## PROVIDED INFORMATION
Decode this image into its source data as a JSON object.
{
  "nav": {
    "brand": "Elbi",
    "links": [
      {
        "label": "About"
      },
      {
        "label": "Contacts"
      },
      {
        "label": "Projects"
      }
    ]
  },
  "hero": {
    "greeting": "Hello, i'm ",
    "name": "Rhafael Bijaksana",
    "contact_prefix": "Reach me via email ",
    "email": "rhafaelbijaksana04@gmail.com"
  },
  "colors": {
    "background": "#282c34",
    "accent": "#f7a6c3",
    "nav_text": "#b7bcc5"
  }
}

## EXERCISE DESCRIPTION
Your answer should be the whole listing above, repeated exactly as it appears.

## ANSWER BELOW
Decode this image into its source data as a JSON object.
{
  "nav": {
    "brand": "Elbi",
    "links": [
      {
        "label": "About"
      },
      {
        "label": "Contacts"
      },
      {
        "label": "Projects"
      }
    ]
  },
  "hero": {
    "greeting": "Hello, i'm ",
    "name": "Rhafael Bijaksana",
    "contact_prefix": "Reach me via email ",
    "email": "rhafaelbijaksana04@gmail.com"
  },
  "colors": {
    "background": "#282c34",
    "accent": "#f7a6c3",
    "nav_text": "#b7bcc5"
  }
}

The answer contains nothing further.